START DATASET ENTRIES

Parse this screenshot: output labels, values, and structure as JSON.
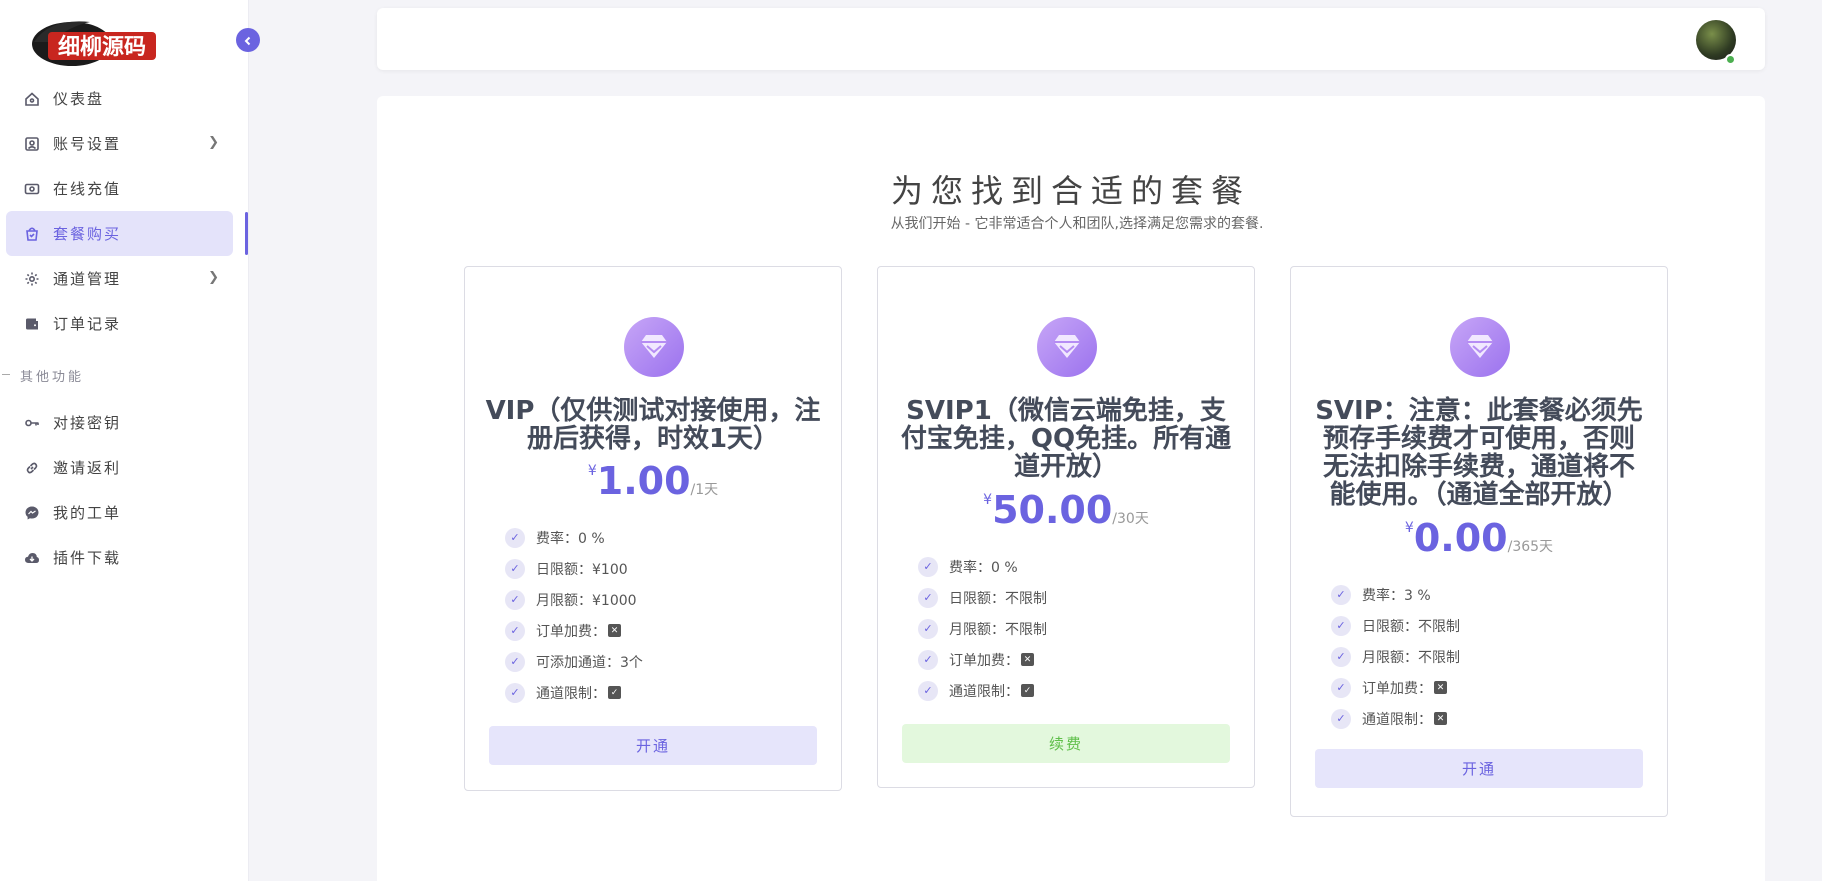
{
  "brand": {
    "logo_text": "细柳源码"
  },
  "sidebar": {
    "items": [
      {
        "label": "仪表盘",
        "icon": "home-icon"
      },
      {
        "label": "账号设置",
        "icon": "user-card-icon",
        "has_sub": true
      },
      {
        "label": "在线充值",
        "icon": "money-icon"
      },
      {
        "label": "套餐购买",
        "icon": "shopping-bag-icon",
        "active": true
      },
      {
        "label": "通道管理",
        "icon": "gear-icon",
        "has_sub": true
      },
      {
        "label": "订单记录",
        "icon": "wallet-icon"
      }
    ],
    "section_title": "其他功能",
    "other_items": [
      {
        "label": "对接密钥",
        "icon": "key-icon"
      },
      {
        "label": "邀请返利",
        "icon": "link-icon"
      },
      {
        "label": "我的工单",
        "icon": "messenger-icon"
      },
      {
        "label": "插件下载",
        "icon": "cloud-download-icon"
      }
    ]
  },
  "main": {
    "title": "为您找到合适的套餐",
    "subtitle": "从我们开始 - 它非常适合个人和团队,选择满足您需求的套餐."
  },
  "plans": [
    {
      "name": "VIP（仅供测试对接使用，注册后获得，时效1天）",
      "currency": "¥",
      "price": "1.00",
      "period": "/1天",
      "features": [
        {
          "label": "费率：0 %"
        },
        {
          "label": "日限额：¥100"
        },
        {
          "label": "月限额：¥1000"
        },
        {
          "label": "订单加费：",
          "mark": "✕"
        },
        {
          "label": "可添加通道：3个"
        },
        {
          "label": "通道限制：",
          "mark": "✓"
        }
      ],
      "button": "开通",
      "button_style": "open"
    },
    {
      "name": "SVIP1（微信云端免挂，支付宝免挂，QQ免挂。所有通道开放）",
      "currency": "¥",
      "price": "50.00",
      "period": "/30天",
      "features": [
        {
          "label": "费率：0 %"
        },
        {
          "label": "日限额：不限制"
        },
        {
          "label": "月限额：不限制"
        },
        {
          "label": "订单加费：",
          "mark": "✕"
        },
        {
          "label": "通道限制：",
          "mark": "✓"
        }
      ],
      "button": "续费",
      "button_style": "renew"
    },
    {
      "name": "SVIP：注意：此套餐必须先预存手续费才可使用，否则无法扣除手续费，通道将不能使用。（通道全部开放）",
      "currency": "¥",
      "price": "0.00",
      "period": "/365天",
      "features": [
        {
          "label": "费率：3 %"
        },
        {
          "label": "日限额：不限制"
        },
        {
          "label": "月限额：不限制"
        },
        {
          "label": "订单加费：",
          "mark": "✕"
        },
        {
          "label": "通道限制：",
          "mark": "✕"
        }
      ],
      "button": "开通",
      "button_style": "open"
    }
  ],
  "colors": {
    "accent": "#6b63e0",
    "renew": "#5fbf4a"
  }
}
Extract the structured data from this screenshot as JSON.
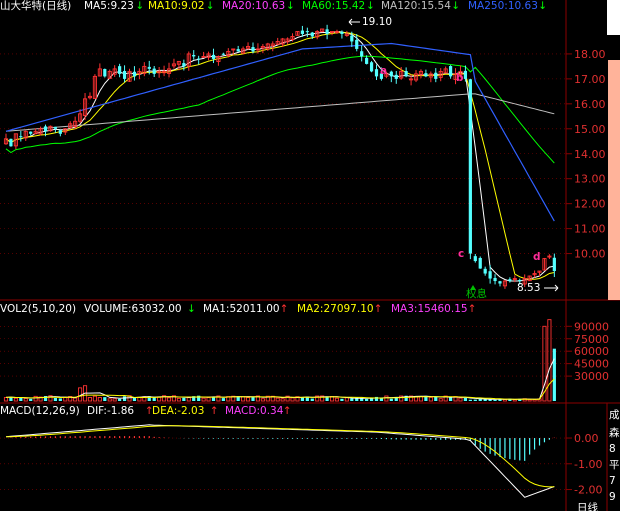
{
  "header": {
    "title": "山大华特(日线)",
    "ma": [
      {
        "text": "MA5:9.23",
        "color": "#ffffff"
      },
      {
        "text": "MA10:9.02",
        "color": "#ffff00"
      },
      {
        "text": "MA20:10.63",
        "color": "#ff40ff"
      },
      {
        "text": "MA60:15.42",
        "color": "#00ff00"
      },
      {
        "text": "MA120:15.54",
        "color": "#c0c0c0"
      },
      {
        "text": "MA250:10.63",
        "color": "#3060ff"
      }
    ]
  },
  "vol_header": {
    "title": "VOL2(5,10,20)",
    "volume": "VOLUME:63032.00",
    "ma": [
      {
        "text": "MA1:52011.00",
        "color": "#ffffff"
      },
      {
        "text": "MA2:27097.10",
        "color": "#ffff00"
      },
      {
        "text": "MA3:15460.15",
        "color": "#ff40ff"
      }
    ]
  },
  "macd_header": {
    "title": "MACD(12,26,9)",
    "items": [
      {
        "text": "DIF:-1.86",
        "color": "#ffffff"
      },
      {
        "text": "DEA:-2.03",
        "color": "#ffff00"
      },
      {
        "text": "MACD:0.34",
        "color": "#ff40ff"
      }
    ]
  },
  "annotations": {
    "a": "a",
    "b": "b",
    "c": "c",
    "d": "d",
    "high_label": "19.10",
    "low_label": "8.53",
    "rights_label": "权息"
  },
  "right_panel": {
    "chars": [
      "成",
      "森",
      "8",
      "平",
      "7",
      "9",
      "2"
    ]
  },
  "bottom_label": "日线",
  "chart_data": [
    {
      "type": "candlestick",
      "title": "山大华特(日线)",
      "y_ticks": [
        10,
        11,
        12,
        13,
        14,
        15,
        16,
        17,
        18
      ],
      "y_tick_labels": [
        "10.00",
        "11.00",
        "12.00",
        "13.00",
        "14.00",
        "15.00",
        "16.00",
        "17.00",
        "18.00"
      ],
      "ylim": [
        8.3,
        19.6
      ],
      "n_bars": 112,
      "close": [
        14.6,
        14.3,
        14.8,
        14.7,
        14.9,
        14.8,
        14.9,
        15.0,
        14.9,
        15.1,
        15.0,
        14.8,
        15.0,
        15.2,
        15.3,
        15.6,
        16.2,
        16.3,
        17.1,
        17.4,
        17.1,
        17.3,
        17.4,
        17.2,
        17.0,
        17.3,
        17.1,
        17.3,
        17.5,
        17.4,
        17.2,
        17.3,
        17.3,
        17.4,
        17.6,
        17.7,
        17.5,
        18.0,
        17.9,
        17.8,
        17.9,
        18.0,
        17.8,
        17.9,
        18.0,
        18.1,
        18.2,
        18.1,
        18.2,
        18.3,
        18.1,
        18.2,
        18.3,
        18.4,
        18.4,
        18.5,
        18.6,
        18.6,
        18.7,
        18.9,
        18.8,
        18.9,
        18.7,
        18.9,
        19.0,
        18.8,
        18.9,
        18.9,
        18.8,
        18.8,
        18.5,
        18.2,
        17.9,
        17.6,
        17.3,
        17.1,
        17.0,
        17.2,
        17.1,
        17.0,
        17.3,
        17.1,
        17.0,
        17.2,
        17.3,
        17.1,
        17.2,
        17.0,
        17.3,
        17.4,
        17.1,
        17.2,
        17.3,
        17.0,
        10.0,
        9.7,
        9.4,
        9.2,
        9.0,
        8.9,
        8.8,
        8.9,
        8.9,
        9.0,
        8.9,
        9.0,
        9.1,
        9.2,
        9.3,
        9.8,
        9.9,
        9.3
      ],
      "series": [
        {
          "name": "MA5",
          "color": "#ffffff"
        },
        {
          "name": "MA10",
          "color": "#ffff00"
        },
        {
          "name": "MA60",
          "color": "#00ff00"
        },
        {
          "name": "MA120",
          "color": "#c0c0c0"
        },
        {
          "name": "MA250",
          "color": "#3060ff"
        }
      ],
      "annotations": [
        {
          "label": "19.10",
          "value": 19.1,
          "kind": "high"
        },
        {
          "label": "8.53",
          "value": 8.53,
          "kind": "low"
        }
      ]
    },
    {
      "type": "bar",
      "title": "VOL2(5,10,20)",
      "y_ticks": [
        30000,
        45000,
        60000,
        75000,
        90000
      ],
      "y_tick_labels": [
        "30000",
        "45000",
        "60000",
        "75000",
        "90000"
      ],
      "ylim": [
        0,
        100000
      ],
      "volume_last": 63032,
      "volume_recent": [
        90000,
        98000,
        63032
      ]
    },
    {
      "type": "bar",
      "title": "MACD(12,26,9)",
      "y_ticks": [
        0,
        -1,
        -2
      ],
      "y_tick_labels": [
        "0.00",
        "-1.00",
        "-2.00"
      ],
      "ylim": [
        -2.6,
        0.7
      ],
      "DIF": -1.86,
      "DEA": -2.03,
      "MACD": 0.34
    }
  ],
  "colors": {
    "up": "#ff3232",
    "down": "#54ffff",
    "grid": "#8b0000",
    "axis_text": "#e03030",
    "annot": "#ff2d9a"
  }
}
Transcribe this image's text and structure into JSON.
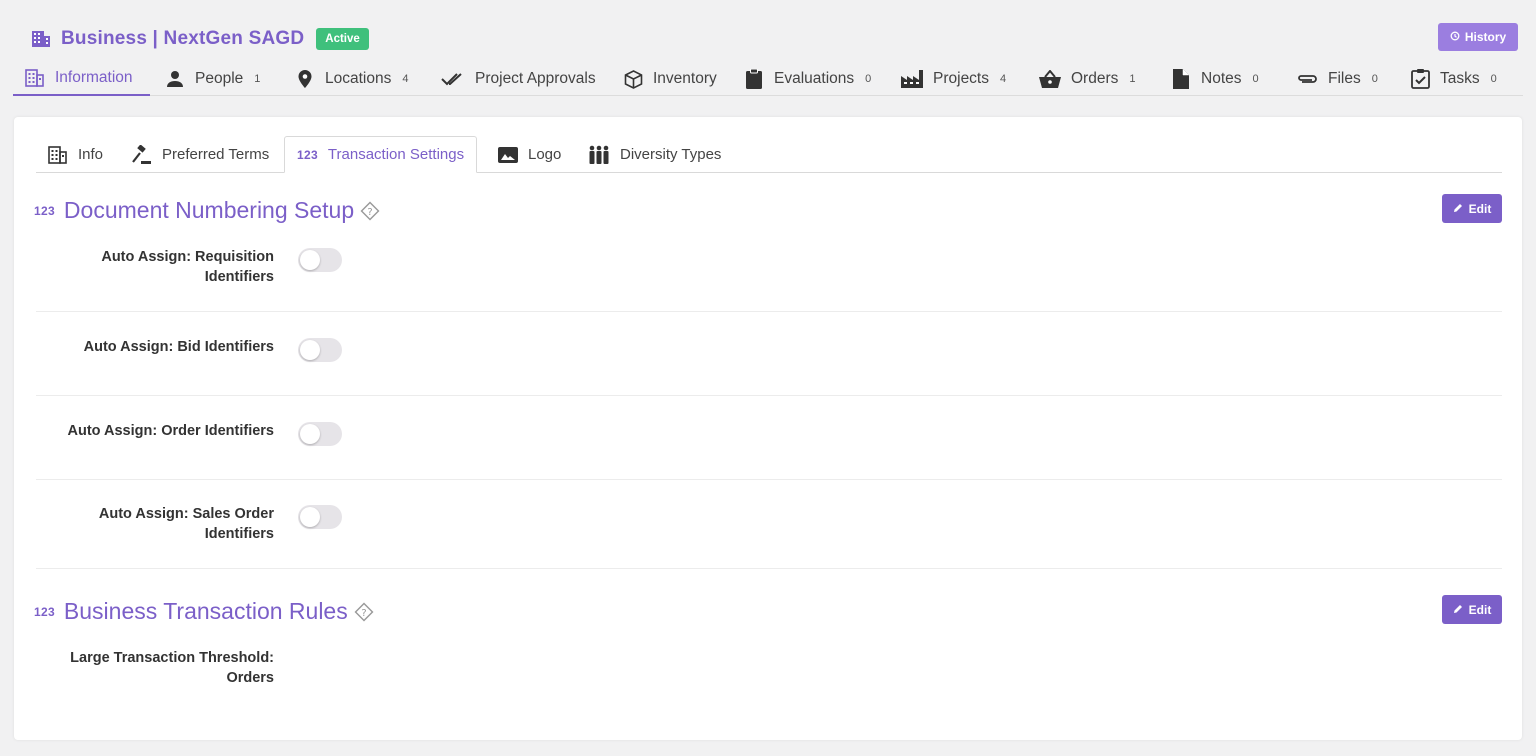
{
  "header": {
    "title": "Business | NextGen SAGD",
    "status_badge": "Active",
    "history_label": "History"
  },
  "main_tabs": [
    {
      "label": "Information",
      "count": "",
      "icon": "building-icon",
      "active": true
    },
    {
      "label": "People",
      "count": "1",
      "icon": "person-icon"
    },
    {
      "label": "Locations",
      "count": "4",
      "icon": "map-pin-icon"
    },
    {
      "label": "Project Approvals",
      "count": "",
      "icon": "double-check-icon"
    },
    {
      "label": "Inventory",
      "count": "",
      "icon": "cube-icon"
    },
    {
      "label": "Evaluations",
      "count": "0",
      "icon": "clipboard-icon"
    },
    {
      "label": "Projects",
      "count": "4",
      "icon": "factory-icon"
    },
    {
      "label": "Orders",
      "count": "1",
      "icon": "basket-icon"
    },
    {
      "label": "Notes",
      "count": "0",
      "icon": "note-icon"
    },
    {
      "label": "Files",
      "count": "0",
      "icon": "paperclip-icon"
    },
    {
      "label": "Tasks",
      "count": "0",
      "icon": "checklist-icon"
    }
  ],
  "sub_tabs": [
    {
      "label": "Info",
      "icon": "building-icon"
    },
    {
      "label": "Preferred Terms",
      "icon": "gavel-icon"
    },
    {
      "label": "Transaction Settings",
      "icon": "numbers-icon",
      "active": true
    },
    {
      "label": "Logo",
      "icon": "image-icon"
    },
    {
      "label": "Diversity Types",
      "icon": "people-icon"
    }
  ],
  "sections": {
    "numbering": {
      "title": "Document Numbering Setup",
      "badge": "123",
      "edit_label": "Edit",
      "rows": [
        {
          "label": "Auto Assign: Requisition Identifiers",
          "enabled": false
        },
        {
          "label": "Auto Assign: Bid Identifiers",
          "enabled": false
        },
        {
          "label": "Auto Assign: Order Identifiers",
          "enabled": false
        },
        {
          "label": "Auto Assign: Sales Order Identifiers",
          "enabled": false
        }
      ]
    },
    "rules": {
      "title": "Business Transaction Rules",
      "badge": "123",
      "edit_label": "Edit",
      "rows": [
        {
          "label": "Large Transaction Threshold: Orders"
        }
      ]
    }
  },
  "colors": {
    "accent": "#7b5fc8",
    "active_badge": "#3fc07c",
    "history_button": "#9b7ee0"
  }
}
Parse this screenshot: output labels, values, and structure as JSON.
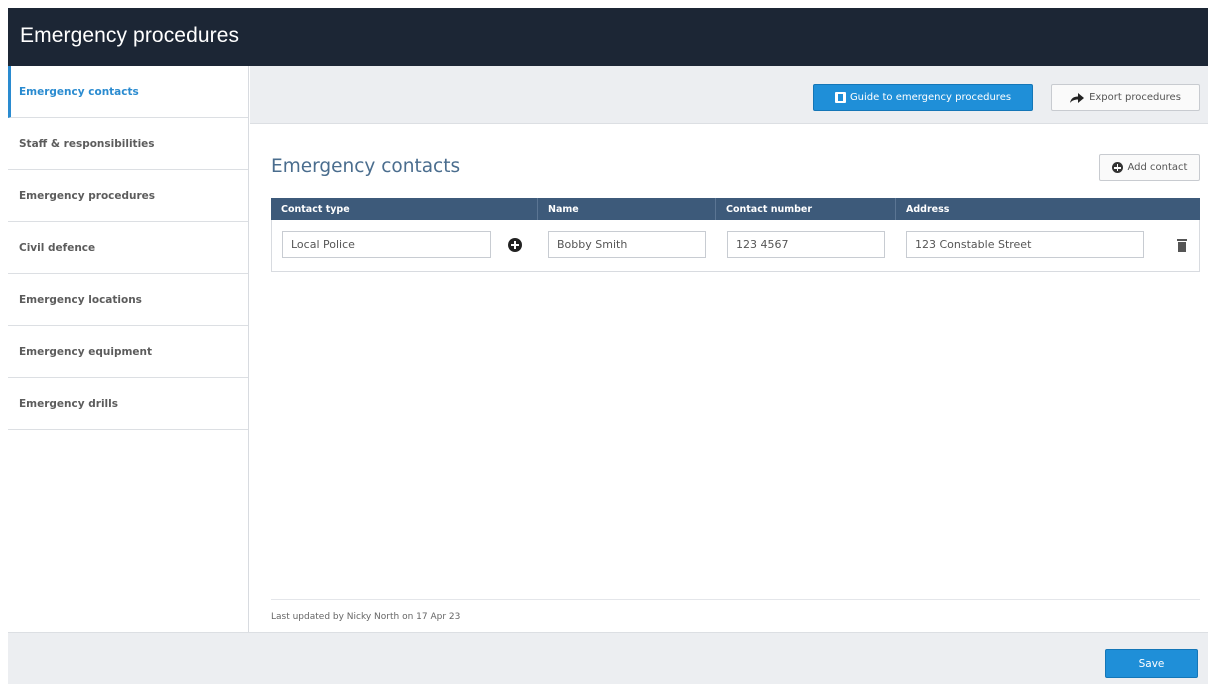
{
  "header": {
    "title": "Emergency procedures"
  },
  "sidebar": {
    "items": [
      {
        "label": "Emergency contacts",
        "active": true
      },
      {
        "label": "Staff & responsibilities"
      },
      {
        "label": "Emergency procedures"
      },
      {
        "label": "Civil defence"
      },
      {
        "label": "Emergency locations"
      },
      {
        "label": "Emergency equipment"
      },
      {
        "label": "Emergency drills"
      }
    ]
  },
  "toolbar": {
    "guide_label": "Guide to emergency procedures",
    "export_label": "Export procedures"
  },
  "main": {
    "section_title": "Emergency contacts",
    "add_label": "Add contact",
    "table": {
      "columns": [
        "Contact type",
        "Name",
        "Contact number",
        "Address"
      ],
      "rows": [
        {
          "contact_type": "Local Police",
          "name": "Bobby Smith",
          "contact_number": "123 4567",
          "address": "123 Constable Street"
        }
      ]
    },
    "last_updated": "Last updated by Nicky North on 17 Apr 23"
  },
  "footer": {
    "save_label": "Save"
  },
  "colors": {
    "accent": "#1f8fd8",
    "header_bg": "#1c2635",
    "table_header": "#3d5a7a"
  },
  "icons": {
    "guide": "book-icon",
    "export": "share-arrow-icon",
    "add": "plus-circle-icon",
    "delete": "trash-icon"
  }
}
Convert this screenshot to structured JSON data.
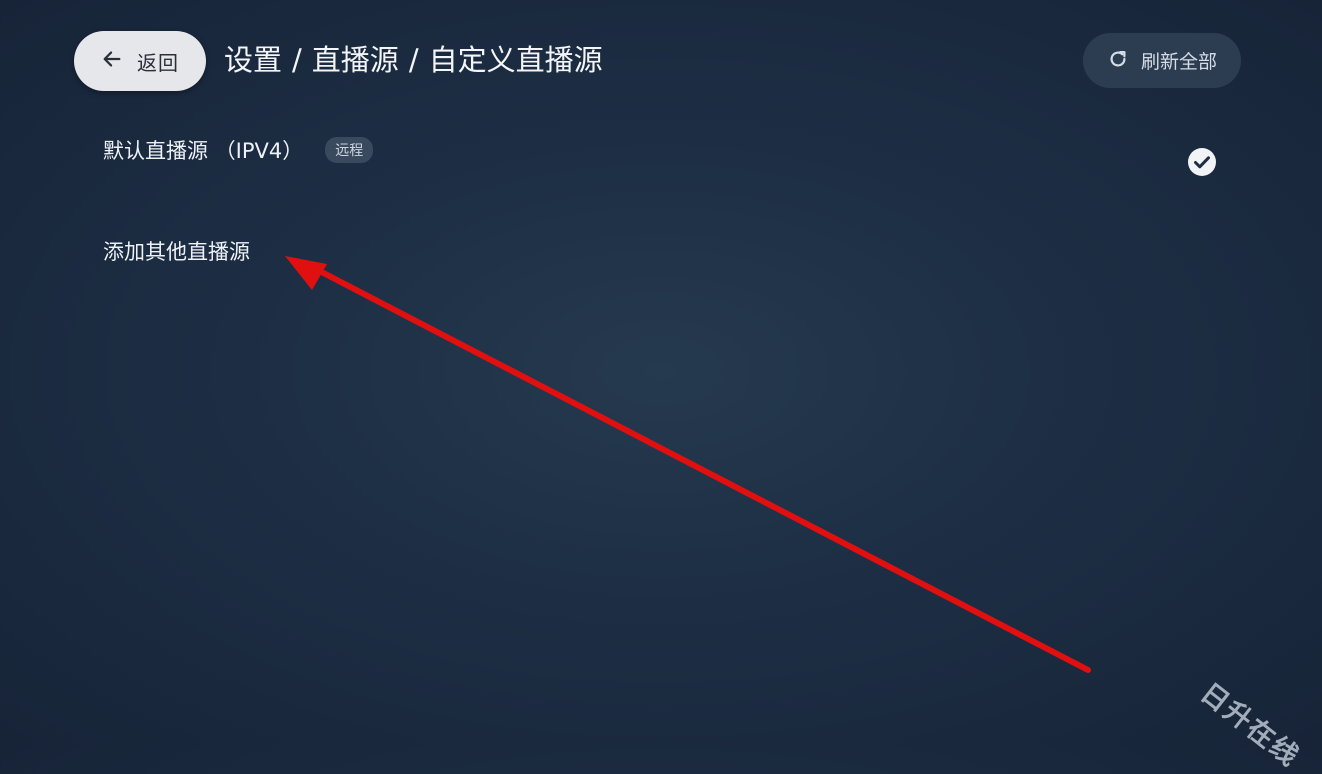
{
  "header": {
    "back_label": "返回",
    "breadcrumb": [
      "设置",
      "直播源",
      "自定义直播源"
    ],
    "separator": "/",
    "refresh_label": "刷新全部"
  },
  "sources": [
    {
      "name": "默认直播源 （IPV4）",
      "badge": "远程",
      "selected": true
    }
  ],
  "add_source_label": "添加其他直播源",
  "annotation": {
    "arrow_color": "#e01010"
  },
  "watermark": "日升在线",
  "icons": [
    "arrow-left-icon",
    "refresh-icon",
    "check-circle-icon"
  ]
}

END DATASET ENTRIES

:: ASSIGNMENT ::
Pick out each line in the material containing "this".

:: REPLY ::
Parse this screenshot: output labels, values, and structure as JSON.
Extract the structured data from this screenshot as JSON.
Transcribe this image's text and structure into JSON.
Parse this screenshot: output labels, values, and structure as JSON.
Convert this screenshot to structured JSON data.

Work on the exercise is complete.